  32. 32. Two different shapes of volcano • Shield volcanoes are usually found at constructive boundaries. • They are low, with gently sloping sides. • They are formed by eruptions of thin, runny lava. • Eruptions tend to be frequent but relatively gentle. • E.g Mauna Loa in Hawaii
  33. 33. • Composite volcanoes are made up of alternating layers of lava and ash (other volcanoes just consist of lava). • They are usually found at destructive boundaries. • During eruption pyroclastic flow can roll down the sides of a volcano at very high speeds and with temperatures of over 400°C. • A pyroclastic flow is a mixture of hot steam, ash, rock and dust. • Mt Pinatubo, in the Philippines
  34. 34. Page 226 Question 8 Case-study of Mount Saint Helens Question 8 d) Eruption of May 1980
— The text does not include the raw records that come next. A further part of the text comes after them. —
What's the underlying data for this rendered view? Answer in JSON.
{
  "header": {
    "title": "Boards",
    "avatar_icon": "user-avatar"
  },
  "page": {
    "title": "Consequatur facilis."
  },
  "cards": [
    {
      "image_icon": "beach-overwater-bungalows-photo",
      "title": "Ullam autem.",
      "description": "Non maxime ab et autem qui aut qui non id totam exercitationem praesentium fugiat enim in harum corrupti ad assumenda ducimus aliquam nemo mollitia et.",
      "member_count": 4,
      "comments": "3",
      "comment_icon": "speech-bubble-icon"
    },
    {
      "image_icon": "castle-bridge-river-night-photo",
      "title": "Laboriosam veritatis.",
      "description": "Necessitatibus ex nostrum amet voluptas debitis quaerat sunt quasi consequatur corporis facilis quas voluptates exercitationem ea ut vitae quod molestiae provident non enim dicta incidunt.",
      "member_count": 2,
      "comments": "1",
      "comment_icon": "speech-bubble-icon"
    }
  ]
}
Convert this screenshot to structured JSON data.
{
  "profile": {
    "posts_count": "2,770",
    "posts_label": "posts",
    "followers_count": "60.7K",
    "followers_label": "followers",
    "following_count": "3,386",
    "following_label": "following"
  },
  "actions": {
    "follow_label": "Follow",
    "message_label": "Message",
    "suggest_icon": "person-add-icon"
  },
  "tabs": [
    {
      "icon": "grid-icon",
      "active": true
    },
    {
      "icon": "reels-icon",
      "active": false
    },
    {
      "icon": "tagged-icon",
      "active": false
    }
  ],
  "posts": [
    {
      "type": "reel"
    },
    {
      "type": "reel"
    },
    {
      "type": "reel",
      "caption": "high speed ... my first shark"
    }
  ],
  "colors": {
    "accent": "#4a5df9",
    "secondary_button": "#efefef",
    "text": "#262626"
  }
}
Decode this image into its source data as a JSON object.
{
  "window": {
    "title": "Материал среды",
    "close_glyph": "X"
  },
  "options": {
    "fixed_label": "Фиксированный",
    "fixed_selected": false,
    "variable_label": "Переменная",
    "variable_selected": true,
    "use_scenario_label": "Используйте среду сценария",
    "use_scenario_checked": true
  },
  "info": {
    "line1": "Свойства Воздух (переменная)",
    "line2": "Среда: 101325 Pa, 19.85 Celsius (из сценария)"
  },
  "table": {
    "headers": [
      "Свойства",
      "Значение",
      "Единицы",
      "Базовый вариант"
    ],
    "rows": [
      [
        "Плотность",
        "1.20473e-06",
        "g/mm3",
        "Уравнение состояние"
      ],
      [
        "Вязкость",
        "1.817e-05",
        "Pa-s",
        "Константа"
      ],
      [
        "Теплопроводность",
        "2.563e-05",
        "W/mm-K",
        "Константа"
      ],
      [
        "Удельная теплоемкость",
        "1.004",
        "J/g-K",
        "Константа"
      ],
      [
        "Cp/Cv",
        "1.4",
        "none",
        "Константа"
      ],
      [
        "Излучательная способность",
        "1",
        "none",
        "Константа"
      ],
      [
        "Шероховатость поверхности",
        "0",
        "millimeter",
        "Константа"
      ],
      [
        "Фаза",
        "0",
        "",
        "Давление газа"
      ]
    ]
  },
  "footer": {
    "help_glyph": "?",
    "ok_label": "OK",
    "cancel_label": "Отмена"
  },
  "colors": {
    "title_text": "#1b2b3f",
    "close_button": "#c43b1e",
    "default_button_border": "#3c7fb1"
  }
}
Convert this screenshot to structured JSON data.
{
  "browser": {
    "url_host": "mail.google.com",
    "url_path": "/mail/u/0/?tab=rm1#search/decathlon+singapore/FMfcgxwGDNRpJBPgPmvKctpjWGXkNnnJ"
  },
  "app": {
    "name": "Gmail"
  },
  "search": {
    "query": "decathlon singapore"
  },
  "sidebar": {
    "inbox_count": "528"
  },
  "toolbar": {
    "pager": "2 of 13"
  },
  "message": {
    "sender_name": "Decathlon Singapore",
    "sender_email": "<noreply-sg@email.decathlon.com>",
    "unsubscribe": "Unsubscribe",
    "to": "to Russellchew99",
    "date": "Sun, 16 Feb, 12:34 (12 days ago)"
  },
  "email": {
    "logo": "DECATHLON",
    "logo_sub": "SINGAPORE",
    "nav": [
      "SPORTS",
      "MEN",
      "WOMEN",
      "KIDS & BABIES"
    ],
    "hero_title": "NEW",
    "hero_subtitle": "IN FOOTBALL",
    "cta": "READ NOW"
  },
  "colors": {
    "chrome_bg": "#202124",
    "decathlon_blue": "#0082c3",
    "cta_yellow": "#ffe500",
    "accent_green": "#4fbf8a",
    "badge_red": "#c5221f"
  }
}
  35. 35. Colliding Plates • Two continental plates converge • Both plates are not heavy enough to be pulled down into the mantle • No where to go, plates buckle up and form folded mountain ranges • In this area there are powerful earthquakes but no volcanic eruption • For example: Himalayas (Pakistan) and the Alps (North Italy)
  36. 36. Sliding plates / conservative boundary Pacific Plate moving faster than North American plate North American Plate Moving slower than Pacific Plate Other section of North American Plate sliding in opposite direction * San Francisco * Los Angeles • Tectonic plates move in different directions, or at different speeds • Plates become locked/jammed together • Pressure builds until rock snaps along a fault line • Plates move suddenly, causing powerful earthquakes • For example along the San Andreas Fault line in California
  37. 37. Earthquake and Tsunami Case study of Japan
  38. 38. Earthquakes Earthquakes are caused by the sudden movement of the tectonic plates which make up the Earth's crust.
  39. 39. Earthquakes Earthquakes produce shock waves. These travel through the Earth and can be detected using a device called a seismometer.
  40. 40. Plates are moving in opposite direction or at a different speed (pressure builds-up in the crust) Pressure becomes too much and it is suddenly released Focus is where the rocks suddenly move and start the earthquake * Epicentre Epicentre is the place on the earth’s surface directly above the focus. It receives the strongest shockwaves Sliding plates
  41. 41. Earthquake is measured on the Richter scale Earthquake on 11th of March 2011 was magnitude 9